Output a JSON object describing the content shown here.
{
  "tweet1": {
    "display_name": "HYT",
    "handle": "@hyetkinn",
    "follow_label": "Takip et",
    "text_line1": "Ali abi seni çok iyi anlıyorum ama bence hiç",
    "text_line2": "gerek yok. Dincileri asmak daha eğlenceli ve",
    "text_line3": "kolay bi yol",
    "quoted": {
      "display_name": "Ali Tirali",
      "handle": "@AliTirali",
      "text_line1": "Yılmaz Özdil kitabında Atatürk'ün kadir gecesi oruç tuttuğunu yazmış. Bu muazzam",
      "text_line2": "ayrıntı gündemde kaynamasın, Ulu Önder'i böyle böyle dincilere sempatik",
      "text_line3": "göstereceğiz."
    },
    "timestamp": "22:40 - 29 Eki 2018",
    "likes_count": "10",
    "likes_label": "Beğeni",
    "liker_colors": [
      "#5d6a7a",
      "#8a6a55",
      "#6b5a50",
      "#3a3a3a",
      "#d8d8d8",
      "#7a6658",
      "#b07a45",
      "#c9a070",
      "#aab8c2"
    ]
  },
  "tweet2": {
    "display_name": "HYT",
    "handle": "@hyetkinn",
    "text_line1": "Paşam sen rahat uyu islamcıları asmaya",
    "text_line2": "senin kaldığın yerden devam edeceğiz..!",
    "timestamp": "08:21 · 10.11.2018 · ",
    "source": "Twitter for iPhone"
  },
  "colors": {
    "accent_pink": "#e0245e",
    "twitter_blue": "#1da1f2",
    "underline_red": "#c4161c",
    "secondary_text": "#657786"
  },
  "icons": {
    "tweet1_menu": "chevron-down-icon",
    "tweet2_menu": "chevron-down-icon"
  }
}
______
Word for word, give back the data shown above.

Output a JSON object describing the content shown here.
{
  "tweet1": {
    "display_name": "HYT",
    "handle": "@hyetkinn",
    "follow_label": "Takip et",
    "text_line1": "Ali abi seni çok iyi anlıyorum ama bence hiç",
    "text_line2": "gerek yok. Dincileri asmak daha eğlenceli ve",
    "text_line3": "kolay bi yol",
    "quoted": {
      "display_name": "Ali Tirali",
      "handle": "@AliTirali",
      "text_line1": "Yılmaz Özdil kitabında Atatürk'ün kadir gecesi oruç tuttuğunu yazmış. Bu muazzam",
      "text_line2": "ayrıntı gündemde kaynamasın, Ulu Önder'i böyle böyle dincilere sempatik",
      "text_line3": "göstereceğiz."
    },
    "timestamp": "22:40 - 29 Eki 2018",
    "likes_count": "10",
    "likes_label": "Beğeni",
    "liker_colors": [
      "#5d6a7a",
      "#8a6a55",
      "#6b5a50",
      "#3a3a3a",
      "#d8d8d8",
      "#7a6658",
      "#b07a45",
      "#c9a070",
      "#aab8c2"
    ]
  },
  "tweet2": {
    "display_name": "HYT",
    "handle": "@hyetkinn",
    "text_line1": "Paşam sen rahat uyu islamcıları asmaya",
    "text_line2": "senin kaldığın yerden devam edeceğiz..!",
    "timestamp": "08:21 · 10.11.2018 · ",
    "source": "Twitter for iPhone"
  },
  "colors": {
    "accent_pink": "#e0245e",
    "twitter_blue": "#1da1f2",
    "underline_red": "#c4161c",
    "secondary_text": "#657786"
  },
  "icons": {
    "tweet1_menu": "chevron-down-icon",
    "tweet2_menu": "chevron-down-icon"
  }
}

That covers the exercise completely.